■ **TO DO**
Search term "this": copy each line of the data containing it.

[Extracted records]
----

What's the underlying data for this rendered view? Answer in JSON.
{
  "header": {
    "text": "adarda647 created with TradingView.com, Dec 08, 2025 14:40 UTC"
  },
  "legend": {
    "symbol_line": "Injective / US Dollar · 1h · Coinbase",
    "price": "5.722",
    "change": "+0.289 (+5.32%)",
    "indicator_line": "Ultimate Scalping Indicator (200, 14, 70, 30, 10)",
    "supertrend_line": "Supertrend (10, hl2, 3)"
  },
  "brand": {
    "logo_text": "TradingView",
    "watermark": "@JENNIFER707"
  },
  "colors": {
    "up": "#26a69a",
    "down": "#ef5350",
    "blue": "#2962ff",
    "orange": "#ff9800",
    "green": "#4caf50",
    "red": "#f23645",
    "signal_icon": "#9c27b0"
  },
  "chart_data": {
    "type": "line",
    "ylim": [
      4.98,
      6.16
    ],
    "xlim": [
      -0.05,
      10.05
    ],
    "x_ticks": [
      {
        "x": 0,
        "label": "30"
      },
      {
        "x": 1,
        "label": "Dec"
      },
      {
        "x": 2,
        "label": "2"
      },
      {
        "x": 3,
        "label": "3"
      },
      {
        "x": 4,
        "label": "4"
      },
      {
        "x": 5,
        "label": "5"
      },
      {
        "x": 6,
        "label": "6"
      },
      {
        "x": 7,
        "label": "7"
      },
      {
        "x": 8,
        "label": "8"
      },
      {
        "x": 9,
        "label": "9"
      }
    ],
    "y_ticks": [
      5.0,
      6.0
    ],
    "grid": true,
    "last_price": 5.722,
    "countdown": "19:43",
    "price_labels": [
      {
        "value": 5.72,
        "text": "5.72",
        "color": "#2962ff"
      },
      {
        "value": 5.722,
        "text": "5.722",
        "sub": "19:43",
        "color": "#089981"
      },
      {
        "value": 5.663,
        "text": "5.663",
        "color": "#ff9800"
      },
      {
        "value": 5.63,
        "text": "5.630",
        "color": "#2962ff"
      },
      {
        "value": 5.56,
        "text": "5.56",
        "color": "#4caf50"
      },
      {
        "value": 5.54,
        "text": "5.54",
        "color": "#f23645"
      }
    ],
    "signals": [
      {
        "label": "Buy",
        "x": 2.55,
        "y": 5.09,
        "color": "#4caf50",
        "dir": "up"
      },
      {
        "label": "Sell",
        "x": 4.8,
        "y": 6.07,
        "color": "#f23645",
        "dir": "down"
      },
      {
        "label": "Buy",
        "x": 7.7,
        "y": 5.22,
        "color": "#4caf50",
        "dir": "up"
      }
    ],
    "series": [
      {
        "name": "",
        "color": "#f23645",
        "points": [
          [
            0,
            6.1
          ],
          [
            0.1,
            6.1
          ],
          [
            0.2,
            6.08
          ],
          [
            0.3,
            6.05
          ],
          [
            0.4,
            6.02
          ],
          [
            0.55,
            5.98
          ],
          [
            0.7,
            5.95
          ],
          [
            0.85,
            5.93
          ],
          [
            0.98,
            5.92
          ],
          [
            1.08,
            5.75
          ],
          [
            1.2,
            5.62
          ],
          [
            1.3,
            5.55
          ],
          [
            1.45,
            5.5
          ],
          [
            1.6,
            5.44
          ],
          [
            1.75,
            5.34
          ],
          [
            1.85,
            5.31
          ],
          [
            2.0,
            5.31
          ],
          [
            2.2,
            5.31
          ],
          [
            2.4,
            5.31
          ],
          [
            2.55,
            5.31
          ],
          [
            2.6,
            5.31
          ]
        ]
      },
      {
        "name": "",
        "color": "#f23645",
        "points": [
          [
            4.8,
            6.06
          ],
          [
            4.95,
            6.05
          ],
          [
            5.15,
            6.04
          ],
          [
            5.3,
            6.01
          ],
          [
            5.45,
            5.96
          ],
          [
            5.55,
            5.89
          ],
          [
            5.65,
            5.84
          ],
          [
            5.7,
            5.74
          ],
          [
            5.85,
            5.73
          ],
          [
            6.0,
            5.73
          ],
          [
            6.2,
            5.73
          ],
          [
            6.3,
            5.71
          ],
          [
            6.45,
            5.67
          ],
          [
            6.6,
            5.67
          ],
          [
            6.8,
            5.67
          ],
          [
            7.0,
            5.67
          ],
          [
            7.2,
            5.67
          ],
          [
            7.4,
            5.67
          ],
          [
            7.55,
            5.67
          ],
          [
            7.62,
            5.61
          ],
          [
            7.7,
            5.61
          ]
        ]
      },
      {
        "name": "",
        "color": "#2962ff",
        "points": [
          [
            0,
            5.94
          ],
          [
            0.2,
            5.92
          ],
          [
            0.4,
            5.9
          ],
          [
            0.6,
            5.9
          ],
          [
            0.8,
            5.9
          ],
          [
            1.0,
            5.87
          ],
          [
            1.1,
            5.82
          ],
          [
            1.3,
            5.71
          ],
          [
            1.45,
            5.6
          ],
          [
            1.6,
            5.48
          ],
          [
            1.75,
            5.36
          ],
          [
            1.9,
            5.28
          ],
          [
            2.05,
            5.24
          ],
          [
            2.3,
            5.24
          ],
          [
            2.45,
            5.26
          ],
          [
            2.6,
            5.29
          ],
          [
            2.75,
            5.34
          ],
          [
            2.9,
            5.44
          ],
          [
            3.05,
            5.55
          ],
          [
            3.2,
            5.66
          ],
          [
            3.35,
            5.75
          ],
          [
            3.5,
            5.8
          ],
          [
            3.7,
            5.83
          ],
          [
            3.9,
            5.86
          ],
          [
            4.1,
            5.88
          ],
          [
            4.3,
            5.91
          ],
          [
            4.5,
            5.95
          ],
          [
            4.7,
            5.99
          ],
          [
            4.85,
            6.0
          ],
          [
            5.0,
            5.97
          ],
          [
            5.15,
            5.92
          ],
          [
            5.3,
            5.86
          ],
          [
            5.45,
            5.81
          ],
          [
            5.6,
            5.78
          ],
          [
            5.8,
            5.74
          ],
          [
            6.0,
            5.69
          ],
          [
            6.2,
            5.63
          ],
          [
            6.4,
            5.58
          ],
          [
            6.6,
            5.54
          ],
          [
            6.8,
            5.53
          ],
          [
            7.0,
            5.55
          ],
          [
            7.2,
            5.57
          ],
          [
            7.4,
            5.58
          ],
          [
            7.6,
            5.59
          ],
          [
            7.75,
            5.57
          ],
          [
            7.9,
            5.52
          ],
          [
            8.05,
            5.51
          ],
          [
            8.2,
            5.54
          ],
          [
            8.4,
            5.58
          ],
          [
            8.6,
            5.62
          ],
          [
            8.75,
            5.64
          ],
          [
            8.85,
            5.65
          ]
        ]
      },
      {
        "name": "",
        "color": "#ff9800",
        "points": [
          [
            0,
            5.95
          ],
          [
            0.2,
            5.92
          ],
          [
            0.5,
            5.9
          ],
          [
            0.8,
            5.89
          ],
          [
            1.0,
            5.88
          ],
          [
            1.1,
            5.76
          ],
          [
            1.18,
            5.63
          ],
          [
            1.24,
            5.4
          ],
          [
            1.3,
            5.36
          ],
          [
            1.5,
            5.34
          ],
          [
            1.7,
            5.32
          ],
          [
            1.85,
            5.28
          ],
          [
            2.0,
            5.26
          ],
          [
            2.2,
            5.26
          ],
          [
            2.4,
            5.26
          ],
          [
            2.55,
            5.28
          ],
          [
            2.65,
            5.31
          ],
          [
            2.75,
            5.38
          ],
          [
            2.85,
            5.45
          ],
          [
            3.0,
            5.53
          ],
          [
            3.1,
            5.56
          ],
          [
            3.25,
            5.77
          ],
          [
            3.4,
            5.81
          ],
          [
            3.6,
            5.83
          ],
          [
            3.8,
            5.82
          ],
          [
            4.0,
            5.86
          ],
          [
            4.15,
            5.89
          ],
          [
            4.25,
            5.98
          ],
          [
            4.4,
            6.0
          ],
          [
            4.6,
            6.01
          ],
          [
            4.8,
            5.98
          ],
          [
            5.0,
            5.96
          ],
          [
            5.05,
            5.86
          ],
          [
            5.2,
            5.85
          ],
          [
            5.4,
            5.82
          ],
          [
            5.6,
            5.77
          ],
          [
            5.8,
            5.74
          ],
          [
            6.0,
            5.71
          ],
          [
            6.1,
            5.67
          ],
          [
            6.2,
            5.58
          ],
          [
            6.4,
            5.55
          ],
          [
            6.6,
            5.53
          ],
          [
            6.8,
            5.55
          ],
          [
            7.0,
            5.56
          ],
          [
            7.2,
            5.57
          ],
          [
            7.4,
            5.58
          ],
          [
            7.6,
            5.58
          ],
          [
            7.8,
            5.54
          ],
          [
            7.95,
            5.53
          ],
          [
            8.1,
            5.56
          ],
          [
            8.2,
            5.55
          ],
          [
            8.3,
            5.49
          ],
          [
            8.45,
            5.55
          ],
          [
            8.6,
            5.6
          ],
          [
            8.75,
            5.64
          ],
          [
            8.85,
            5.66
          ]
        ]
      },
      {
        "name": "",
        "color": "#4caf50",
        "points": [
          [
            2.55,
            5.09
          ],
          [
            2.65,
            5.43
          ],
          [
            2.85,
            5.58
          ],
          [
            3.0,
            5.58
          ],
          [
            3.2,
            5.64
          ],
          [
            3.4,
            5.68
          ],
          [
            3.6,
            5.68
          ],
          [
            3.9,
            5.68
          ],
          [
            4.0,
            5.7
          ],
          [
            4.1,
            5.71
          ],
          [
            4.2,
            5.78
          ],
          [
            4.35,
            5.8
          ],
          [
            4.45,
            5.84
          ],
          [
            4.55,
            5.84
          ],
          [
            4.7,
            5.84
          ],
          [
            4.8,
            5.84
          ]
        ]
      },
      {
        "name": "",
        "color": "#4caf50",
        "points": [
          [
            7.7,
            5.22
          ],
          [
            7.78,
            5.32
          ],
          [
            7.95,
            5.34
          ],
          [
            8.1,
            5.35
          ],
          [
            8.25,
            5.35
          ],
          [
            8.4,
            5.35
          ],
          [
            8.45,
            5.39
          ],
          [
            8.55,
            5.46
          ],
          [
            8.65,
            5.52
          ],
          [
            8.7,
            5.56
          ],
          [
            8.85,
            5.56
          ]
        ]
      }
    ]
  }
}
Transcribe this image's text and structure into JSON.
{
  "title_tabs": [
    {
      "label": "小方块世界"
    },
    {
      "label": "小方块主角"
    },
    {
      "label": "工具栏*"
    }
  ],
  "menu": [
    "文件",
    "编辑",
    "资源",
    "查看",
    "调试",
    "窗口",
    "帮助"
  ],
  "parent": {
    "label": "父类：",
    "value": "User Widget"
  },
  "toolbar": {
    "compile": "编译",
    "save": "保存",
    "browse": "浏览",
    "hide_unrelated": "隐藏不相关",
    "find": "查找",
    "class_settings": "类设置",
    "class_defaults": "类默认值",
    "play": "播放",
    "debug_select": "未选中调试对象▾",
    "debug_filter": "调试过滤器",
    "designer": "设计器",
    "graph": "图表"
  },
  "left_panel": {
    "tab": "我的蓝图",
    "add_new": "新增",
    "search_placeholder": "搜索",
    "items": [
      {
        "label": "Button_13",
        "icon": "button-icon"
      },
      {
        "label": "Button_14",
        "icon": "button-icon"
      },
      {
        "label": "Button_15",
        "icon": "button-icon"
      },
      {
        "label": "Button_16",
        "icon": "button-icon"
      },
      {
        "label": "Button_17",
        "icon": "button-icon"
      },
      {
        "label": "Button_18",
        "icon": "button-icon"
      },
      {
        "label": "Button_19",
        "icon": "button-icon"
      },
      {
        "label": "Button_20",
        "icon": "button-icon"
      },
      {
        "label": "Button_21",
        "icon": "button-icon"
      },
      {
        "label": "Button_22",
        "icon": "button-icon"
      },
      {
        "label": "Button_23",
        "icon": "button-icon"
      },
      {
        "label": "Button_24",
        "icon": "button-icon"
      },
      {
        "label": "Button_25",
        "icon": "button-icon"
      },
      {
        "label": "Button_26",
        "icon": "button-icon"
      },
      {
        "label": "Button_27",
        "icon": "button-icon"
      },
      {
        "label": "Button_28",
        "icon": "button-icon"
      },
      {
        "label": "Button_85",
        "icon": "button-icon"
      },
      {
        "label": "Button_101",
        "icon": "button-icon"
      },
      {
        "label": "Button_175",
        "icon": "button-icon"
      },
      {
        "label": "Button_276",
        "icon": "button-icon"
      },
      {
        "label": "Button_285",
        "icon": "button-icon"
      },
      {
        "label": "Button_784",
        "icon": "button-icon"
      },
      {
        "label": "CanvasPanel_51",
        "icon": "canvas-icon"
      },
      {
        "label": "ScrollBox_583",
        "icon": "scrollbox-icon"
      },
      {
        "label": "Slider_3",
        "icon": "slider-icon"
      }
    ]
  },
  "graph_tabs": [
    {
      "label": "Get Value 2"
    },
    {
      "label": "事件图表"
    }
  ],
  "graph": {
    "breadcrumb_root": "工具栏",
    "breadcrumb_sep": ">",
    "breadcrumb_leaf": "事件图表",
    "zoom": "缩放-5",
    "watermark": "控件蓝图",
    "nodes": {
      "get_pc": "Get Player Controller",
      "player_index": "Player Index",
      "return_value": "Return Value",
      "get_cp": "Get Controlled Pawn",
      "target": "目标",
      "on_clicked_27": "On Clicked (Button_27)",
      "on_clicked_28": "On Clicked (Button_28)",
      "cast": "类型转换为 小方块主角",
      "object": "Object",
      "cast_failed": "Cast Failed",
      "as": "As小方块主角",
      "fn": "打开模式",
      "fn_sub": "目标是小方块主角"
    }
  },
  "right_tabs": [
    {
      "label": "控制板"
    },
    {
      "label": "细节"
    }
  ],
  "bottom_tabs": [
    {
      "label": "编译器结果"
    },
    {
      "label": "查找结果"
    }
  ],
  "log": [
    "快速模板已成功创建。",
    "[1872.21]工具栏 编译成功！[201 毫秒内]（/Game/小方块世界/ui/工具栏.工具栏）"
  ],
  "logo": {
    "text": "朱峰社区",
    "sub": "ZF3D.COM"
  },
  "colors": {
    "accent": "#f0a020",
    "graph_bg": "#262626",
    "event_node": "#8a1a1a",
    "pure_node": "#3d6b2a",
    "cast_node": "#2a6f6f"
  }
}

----

■ **ANSWER SPACE**
What's the underlying data for this rendered view? Answer in JSON.
Transcribe this image's text and structure into JSON.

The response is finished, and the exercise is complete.